Another part of my discomfort is that I'm forced to rely on the guidance of others to direct me through this ceremony, and it makes me uncomfortable not to know what I'm supposed to do next. And another part is that I'm really, really tired. All of this adds up to me being good and sick of the ceremony by the time it finally ends (it's probably been all of about 40 minutes, but it feels like forever) and I can go to bed. Lying down feels very, very good.

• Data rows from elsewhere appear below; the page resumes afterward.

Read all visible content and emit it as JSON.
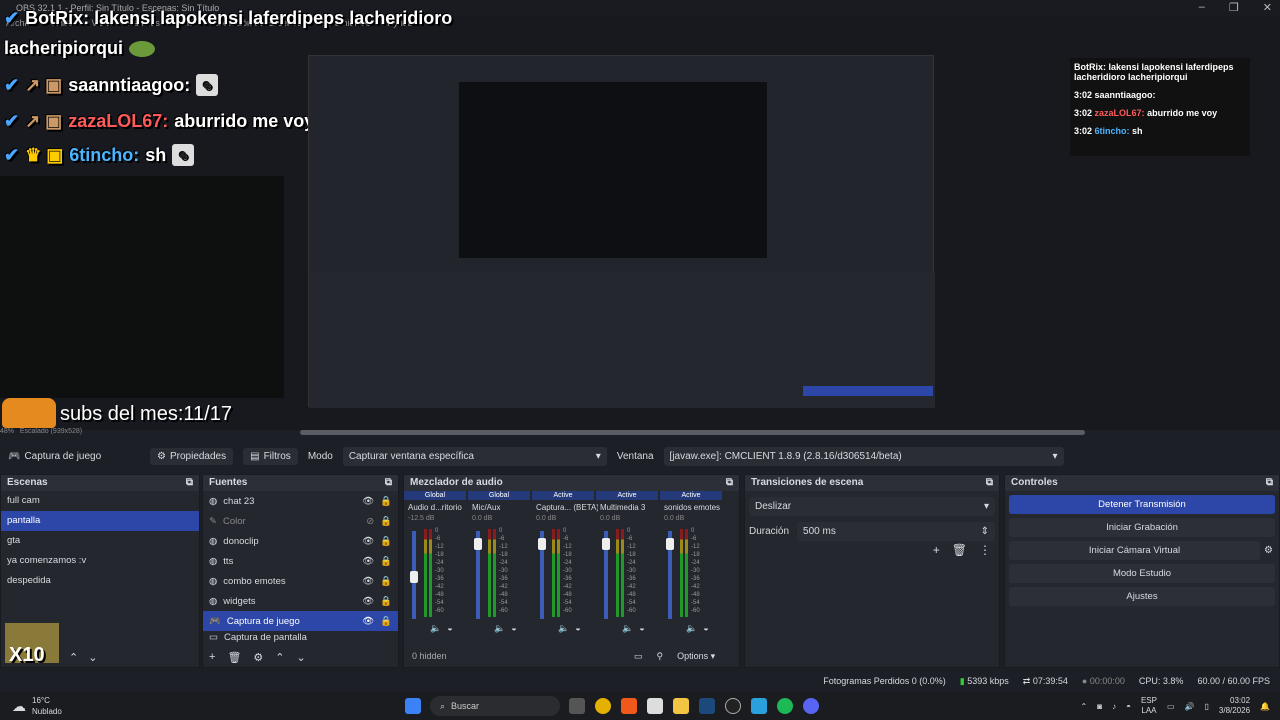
{
  "window": {
    "title": "OBS 32.1.1 - Perfil: Sin Título - Escenas: Sin Título"
  },
  "menu": [
    "Archivo",
    "Editar",
    "Vista",
    "Paneles",
    "Perfil",
    "Colección de Escenas",
    "Herramientas",
    "Ayuda"
  ],
  "overlay_chat": {
    "header": "BotRix: lakensi lapokensi laferdipeps lacheridioro",
    "header_cont": "lacheripiorqui",
    "lines": [
      {
        "user": "saanntiaagoo:",
        "msg": ""
      },
      {
        "user": "zazaLOL67:",
        "msg": "aburrido me voy"
      },
      {
        "user": "6tincho:",
        "msg": "sh"
      }
    ],
    "subs": "subs del mes:11/17",
    "multiplier": "X10"
  },
  "right_chat": {
    "header": "BotRix: lakensi lapokensi laferdipeps lacheridioro lacheripiorqui",
    "lines": [
      {
        "time": "3:02",
        "user": "saanntiaagoo:",
        "msg": ""
      },
      {
        "time": "3:02",
        "user": "zazaLOL67:",
        "msg": "aburrido me voy"
      },
      {
        "time": "3:02",
        "user": "6tincho:",
        "msg": "sh"
      }
    ]
  },
  "zoom": {
    "level": "48%",
    "scale": "Escalado (939x528)"
  },
  "source_toolbar": {
    "source": "Captura de juego",
    "properties": "Propiedades",
    "filters": "Filtros",
    "mode_label": "Modo",
    "mode_value": "Capturar ventana específica",
    "window_label": "Ventana",
    "window_value": "[javaw.exe]: CMCLIENT 1.8.9 (2.8.16/d306514/beta)"
  },
  "scenes": {
    "title": "Escenas",
    "items": [
      "full cam",
      "pantalla",
      "gta",
      "ya comenzamos :v",
      "despedida"
    ],
    "selected": 1
  },
  "sources": {
    "title": "Fuentes",
    "items": [
      "chat 23",
      "Color",
      "donoclip",
      "tts",
      "combo emotes",
      "widgets",
      "Captura de juego",
      "Captura de pantalla"
    ],
    "selected": 6
  },
  "mixer": {
    "title": "Mezclador de audio",
    "tags": [
      "Global",
      "Global",
      "Active",
      "Active",
      "Active"
    ],
    "channels": [
      {
        "name": "Audio d...ritorio",
        "db": "-12.5 dB",
        "level": 0.55
      },
      {
        "name": "Mic/Aux",
        "db": "0.0 dB",
        "level": 0.92
      },
      {
        "name": "Captura... (BETA)",
        "db": "0.0 dB",
        "level": 0.92
      },
      {
        "name": "Multimedia 3",
        "db": "0.0 dB",
        "level": 0.92
      },
      {
        "name": "sonidos emotes",
        "db": "0.0 dB",
        "level": 0.92
      }
    ],
    "scale": [
      "0",
      "-6",
      "-12",
      "-18",
      "-24",
      "-30",
      "-36",
      "-42",
      "-48",
      "-54",
      "-60"
    ],
    "hidden": "0 hidden",
    "options": "Options"
  },
  "transitions": {
    "title": "Transiciones de escena",
    "type": "Deslizar",
    "duration_label": "Duración",
    "duration_value": "500 ms"
  },
  "controls": {
    "title": "Controles",
    "buttons": [
      "Detener Transmisión",
      "Iniciar Grabación",
      "Iniciar Cámara Virtual",
      "Modo Estudio",
      "Ajustes"
    ]
  },
  "status": {
    "dropped": "Fotogramas Perdidos 0 (0.0%)",
    "bitrate": "5393 kbps",
    "stream_time": "07:39:54",
    "rec_time": "00:00:00",
    "cpu": "CPU: 3.8%",
    "fps": "60.00 / 60.00 FPS"
  },
  "taskbar": {
    "weather_temp": "16°C",
    "weather_desc": "Nublado",
    "search": "Buscar",
    "lang": "ESP",
    "lang2": "LAA",
    "time": "03:02",
    "date": "3/8/2026"
  },
  "colors": {
    "accent": "#2c47a8",
    "panel": "#25272f",
    "bg": "#1d1f26"
  }
}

Before I fall asleep, I flash back to a moment after dinner when Elaine said contentedly, "I feel like I've been here forever." She explained that she feels she's fully arrived in this place, not still thinking back to home and what's behind her. And indeed she seems to have wholly settled in. I don't feel that way at all. When I close my eyes I'm still behind my bug-splattered windshield, lurching white-knuckled over that rocky mountain road, and when I stare at the ceiling I can only hope to feel half as settled before the two weeks of Work Period are up.